Sub-processes have several use cases, including hiding the complexity of a business process and defining a contextual scope
In a business process, sub-processes have several use cases, including:
- hiding the complexity of a business process and
- defining a contextual scope that can be used for,
Besides simple sub-processes, BPMN defines three special types of sub-processes
A call, event based and transaction.
A call sub-process represents a reusable sub-process. It identifies a point in the process where a global sub-process is used. A call sub-process object must have a thick boundary line.
An Event based sub-process is used within a process or sub-process. An Event sub-process is not part of the normal flow of its parent process, which means that it has no incoming or outgoing sequence flows.
An event sub-process is started by an event, like a time condition or message received.
There are two possible consequences to the parent process when an Event sub-process is triggered: Either the parent process can be interrupted, or the parent process can continue its work. This is determined by the type of start event used – interrupting or non-interrupting event.
An Event sub-process should be drawn with a single thin dotted line.
A Transactional sub-process is a double-lined object, and controlled through a transaction protocol. A transactional sub-process can result in three outcomes. Successful completion is modelled with a normal sequence flow that leaves the transaction.
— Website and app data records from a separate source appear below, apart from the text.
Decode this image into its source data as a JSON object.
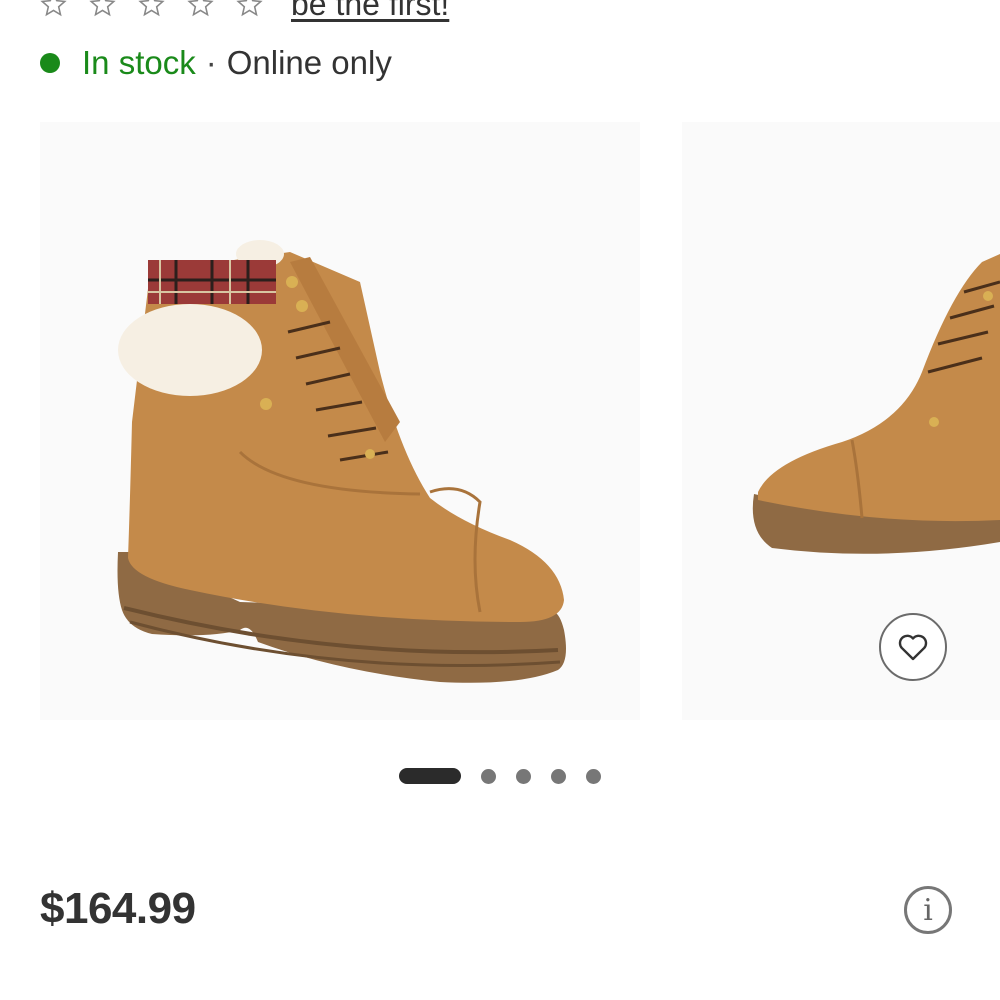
{
  "rating": {
    "stars": [
      "star-empty",
      "star-empty",
      "star-empty",
      "star-empty",
      "star-empty"
    ],
    "review_link": "be the first!"
  },
  "stock": {
    "status": "In stock",
    "separator": "·",
    "availability": "Online only",
    "status_color": "#1a8a1a"
  },
  "gallery": {
    "image_count": 5,
    "active_index": 1,
    "favorite_icon": "heart-icon"
  },
  "price": {
    "value": "$164.99",
    "info_icon": "i",
    "info_icon_name": "info-icon"
  },
  "colors": {
    "suede": "#c48a4a",
    "sole": "#8f6a44",
    "fur": "#f6efe3",
    "plaid": "#9b3a38"
  }
}
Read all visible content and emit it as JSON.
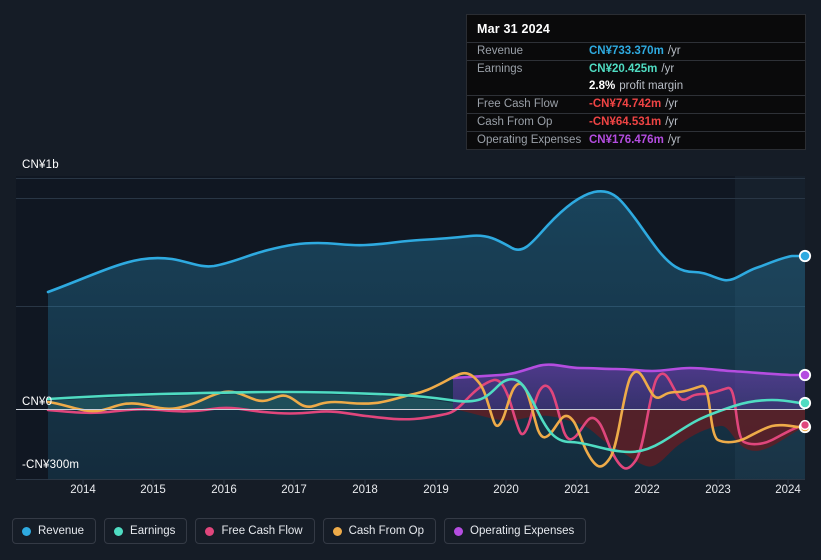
{
  "colors": {
    "background": "#151c26",
    "revenue": "#2eaae0",
    "earnings": "#4fdcc2",
    "free_cash_flow": "#e0467c",
    "cash_from_op": "#eeab49",
    "operating_expenses": "#b44de0",
    "zero_line": "#c9ced6",
    "grid": "#23303d",
    "negative_fill": "#5c1f26",
    "tooltip_bg": "#0a0a0b",
    "tooltip_border": "#2a2d33",
    "positive_text": "#2eaae0",
    "negative_text": "#ef4444"
  },
  "tooltip": {
    "title": "Mar 31 2024",
    "rows": [
      {
        "label": "Revenue",
        "value": "CN¥733.370m",
        "unit": "/yr",
        "color": "#2eaae0"
      },
      {
        "label": "Earnings",
        "value": "CN¥20.425m",
        "unit": "/yr",
        "color": "#4fdcc2"
      },
      {
        "label": "",
        "value": "2.8%",
        "unit": "profit margin",
        "color": "#ffffff",
        "sub": true
      },
      {
        "label": "Free Cash Flow",
        "value": "-CN¥74.742m",
        "unit": "/yr",
        "color": "#ef4444"
      },
      {
        "label": "Cash From Op",
        "value": "-CN¥64.531m",
        "unit": "/yr",
        "color": "#ef4444"
      },
      {
        "label": "Operating Expenses",
        "value": "CN¥176.476m",
        "unit": "/yr",
        "color": "#b44de0"
      }
    ]
  },
  "axes": {
    "y_top_label": "CN¥1b",
    "y_zero_label": "CN¥0",
    "y_bottom_label": "-CN¥300m",
    "x_ticks": [
      "2014",
      "2015",
      "2016",
      "2017",
      "2018",
      "2019",
      "2020",
      "2021",
      "2022",
      "2023",
      "2024"
    ]
  },
  "legend": {
    "items": [
      {
        "label": "Revenue",
        "color": "#2eaae0"
      },
      {
        "label": "Earnings",
        "color": "#4fdcc2"
      },
      {
        "label": "Free Cash Flow",
        "color": "#e0467c"
      },
      {
        "label": "Cash From Op",
        "color": "#eeab49"
      },
      {
        "label": "Operating Expenses",
        "color": "#b44de0"
      }
    ]
  },
  "chart_data": {
    "type": "line",
    "title": "",
    "xlabel": "",
    "ylabel": "CN¥",
    "currency": "CN¥",
    "ylim": [
      -300000000,
      1000000000
    ],
    "y_gridlines": [
      1000000000,
      916000000,
      545000000,
      0
    ],
    "x_range": [
      "2013-06",
      "2024-06"
    ],
    "grid": true,
    "legend_position": "bottom",
    "forecast_region_start": "2023-03",
    "series": [
      {
        "name": "Revenue",
        "color": "#2eaae0",
        "unit": "CN¥",
        "area_fill": true,
        "x": [
          "2013-06",
          "2014-03",
          "2014-09",
          "2015-03",
          "2015-09",
          "2016-03",
          "2016-09",
          "2017-03",
          "2017-09",
          "2018-03",
          "2018-09",
          "2019-03",
          "2019-09",
          "2020-03",
          "2020-09",
          "2021-03",
          "2021-09",
          "2022-03",
          "2022-09",
          "2023-03",
          "2023-09",
          "2024-03"
        ],
        "values": [
          495000000,
          560000000,
          620000000,
          648000000,
          630000000,
          655000000,
          690000000,
          708000000,
          700000000,
          706000000,
          715000000,
          722000000,
          735000000,
          700000000,
          790000000,
          930000000,
          860000000,
          640000000,
          608000000,
          640000000,
          700000000,
          733370000
        ]
      },
      {
        "name": "Earnings",
        "color": "#4fdcc2",
        "unit": "CN¥",
        "x": [
          "2013-06",
          "2014-03",
          "2015-03",
          "2016-03",
          "2017-03",
          "2018-03",
          "2019-03",
          "2019-09",
          "2020-03",
          "2020-09",
          "2021-03",
          "2021-09",
          "2022-03",
          "2022-09",
          "2023-03",
          "2023-09",
          "2024-03"
        ],
        "values": [
          18000000,
          20000000,
          22000000,
          24000000,
          25000000,
          22000000,
          14000000,
          -4000000,
          30000000,
          -42000000,
          -85000000,
          -95000000,
          -88000000,
          -40000000,
          5000000,
          18000000,
          20425000
        ]
      },
      {
        "name": "Free Cash Flow",
        "color": "#e0467c",
        "unit": "CN¥",
        "x": [
          "2013-06",
          "2014-03",
          "2015-03",
          "2016-03",
          "2017-03",
          "2018-03",
          "2018-09",
          "2019-03",
          "2019-09",
          "2020-03",
          "2020-06",
          "2020-09",
          "2021-03",
          "2021-06",
          "2021-09",
          "2022-03",
          "2022-09",
          "2023-03",
          "2023-09",
          "2024-03"
        ],
        "values": [
          -5000000,
          -10000000,
          -3000000,
          -8000000,
          6000000,
          -4000000,
          -22000000,
          -30000000,
          95000000,
          -55000000,
          60000000,
          -70000000,
          -48000000,
          -185000000,
          100000000,
          55000000,
          75000000,
          -160000000,
          -150000000,
          -74742000
        ]
      },
      {
        "name": "Cash From Op",
        "color": "#eeab49",
        "unit": "CN¥",
        "x": [
          "2013-06",
          "2014-03",
          "2015-03",
          "2016-03",
          "2017-03",
          "2018-03",
          "2018-09",
          "2019-03",
          "2019-09",
          "2020-03",
          "2020-06",
          "2020-09",
          "2021-03",
          "2021-06",
          "2021-09",
          "2022-03",
          "2022-09",
          "2023-03",
          "2023-09",
          "2024-03"
        ],
        "values": [
          10000000,
          2000000,
          12000000,
          5000000,
          30000000,
          12000000,
          -5000000,
          -15000000,
          105000000,
          -40000000,
          72000000,
          -55000000,
          -35000000,
          -160000000,
          112000000,
          68000000,
          88000000,
          -140000000,
          -132000000,
          -64531000
        ]
      },
      {
        "name": "Operating Expenses",
        "color": "#b44de0",
        "unit": "CN¥",
        "area_fill": true,
        "x": [
          "2019-03",
          "2019-09",
          "2020-03",
          "2020-09",
          "2021-03",
          "2021-09",
          "2022-03",
          "2022-09",
          "2023-03",
          "2023-09",
          "2024-03"
        ],
        "values": [
          131000000,
          133000000,
          152000000,
          185000000,
          196000000,
          190000000,
          196000000,
          192000000,
          200000000,
          188000000,
          176476000
        ]
      }
    ]
  }
}
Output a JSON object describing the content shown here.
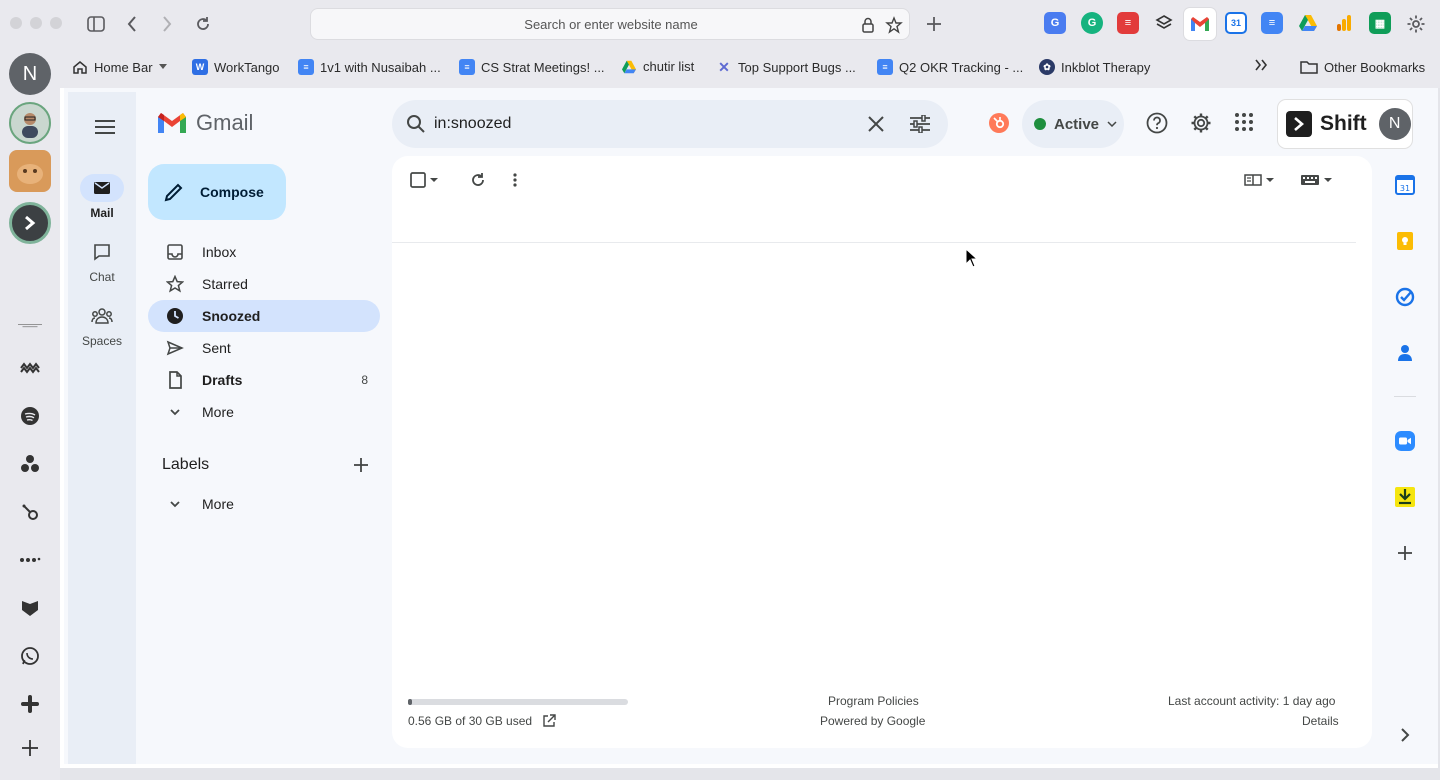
{
  "browser": {
    "url_placeholder": "Search or enter website name",
    "bookmarks": [
      {
        "label": "Home Bar",
        "icon": "home-icon"
      },
      {
        "label": "WorkTango",
        "icon": "worktango-icon"
      },
      {
        "label": "1v1 with Nusaibah ...",
        "icon": "docs-icon"
      },
      {
        "label": "CS Strat Meetings! ...",
        "icon": "docs-icon"
      },
      {
        "label": "chutir list",
        "icon": "drive-icon"
      },
      {
        "label": "Top Support Bugs ...",
        "icon": "linear-icon"
      },
      {
        "label": "Q2 OKR Tracking - ...",
        "icon": "docs-icon"
      },
      {
        "label": "Inkblot Therapy",
        "icon": "inkblot-icon"
      }
    ],
    "other_bookmarks": "Other Bookmarks"
  },
  "dock": {
    "avatar_initial": "N"
  },
  "gmail": {
    "brand": "Gmail",
    "rail": [
      {
        "label": "Mail",
        "icon": "mail-icon",
        "selected": true
      },
      {
        "label": "Chat",
        "icon": "chat-icon",
        "selected": false
      },
      {
        "label": "Spaces",
        "icon": "spaces-icon",
        "selected": false
      }
    ],
    "compose_label": "Compose",
    "nav": [
      {
        "label": "Inbox",
        "icon": "inbox-icon",
        "count": ""
      },
      {
        "label": "Starred",
        "icon": "star-icon",
        "count": ""
      },
      {
        "label": "Snoozed",
        "icon": "clock-icon",
        "count": ""
      },
      {
        "label": "Sent",
        "icon": "send-icon",
        "count": ""
      },
      {
        "label": "Drafts",
        "icon": "draft-icon",
        "count": "8"
      },
      {
        "label": "More",
        "icon": "chevron-down-icon",
        "count": ""
      }
    ],
    "labels_heading": "Labels",
    "labels_more": "More",
    "search_value": "in:snoozed",
    "status_label": "Active",
    "shift_brand": "Shift",
    "account_initial": "N",
    "footer": {
      "storage_used": "0.56 GB of 30 GB used",
      "storage_fraction": 0.019,
      "program_policies": "Program Policies",
      "powered_by": "Powered by Google",
      "last_activity": "Last account activity: 1 day ago",
      "details": "Details"
    }
  },
  "colors": {
    "accent_blue": "#0b57d0",
    "selected_bg": "#d3e3fd",
    "compose_bg": "#c2e7ff",
    "active_green": "#1e8e3e",
    "gmail_red": "#ea4335"
  }
}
Failed completion is modelled with a sequence flow starting at a cancel intermediate event. This occurs if any of the pre-determined criteria of failure are met or if an ‘Abort’ message is received. In both cases the non-normal flow is executed, meaning none of the tasks in the transaction are completed.
Hazard is modelled with a sequence flow starting at an error intermediate event. A hazard means that something went terribly wrong and so a normal success or cancel is not possible. When a hazard occurs, any of the tasks in the transaction end up not being executed or compensated.